(Records)

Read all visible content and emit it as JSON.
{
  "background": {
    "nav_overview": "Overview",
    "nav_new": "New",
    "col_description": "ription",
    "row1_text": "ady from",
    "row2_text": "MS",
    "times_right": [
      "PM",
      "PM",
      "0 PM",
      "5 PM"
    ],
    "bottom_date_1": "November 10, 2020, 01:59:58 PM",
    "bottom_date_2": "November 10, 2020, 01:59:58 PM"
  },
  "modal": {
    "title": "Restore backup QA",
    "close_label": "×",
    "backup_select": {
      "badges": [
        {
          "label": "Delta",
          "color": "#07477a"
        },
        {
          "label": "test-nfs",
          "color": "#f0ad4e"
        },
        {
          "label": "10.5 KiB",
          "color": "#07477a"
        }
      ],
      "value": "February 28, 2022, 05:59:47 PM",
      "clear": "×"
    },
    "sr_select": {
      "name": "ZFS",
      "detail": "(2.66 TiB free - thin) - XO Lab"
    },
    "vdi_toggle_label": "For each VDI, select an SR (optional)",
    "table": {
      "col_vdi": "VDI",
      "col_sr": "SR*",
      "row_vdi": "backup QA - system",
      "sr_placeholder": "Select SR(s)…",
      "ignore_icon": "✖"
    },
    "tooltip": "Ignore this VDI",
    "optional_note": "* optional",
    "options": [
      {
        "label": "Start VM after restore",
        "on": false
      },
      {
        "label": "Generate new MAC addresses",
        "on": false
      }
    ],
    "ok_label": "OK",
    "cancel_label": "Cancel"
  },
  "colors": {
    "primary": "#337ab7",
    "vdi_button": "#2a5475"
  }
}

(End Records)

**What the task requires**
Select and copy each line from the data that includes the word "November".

**Result of the exercise**
    "bottom_date_1": "November 10, 2020, 01:59:58 PM",
    "bottom_date_2": "November 10, 2020, 01:59:58 PM"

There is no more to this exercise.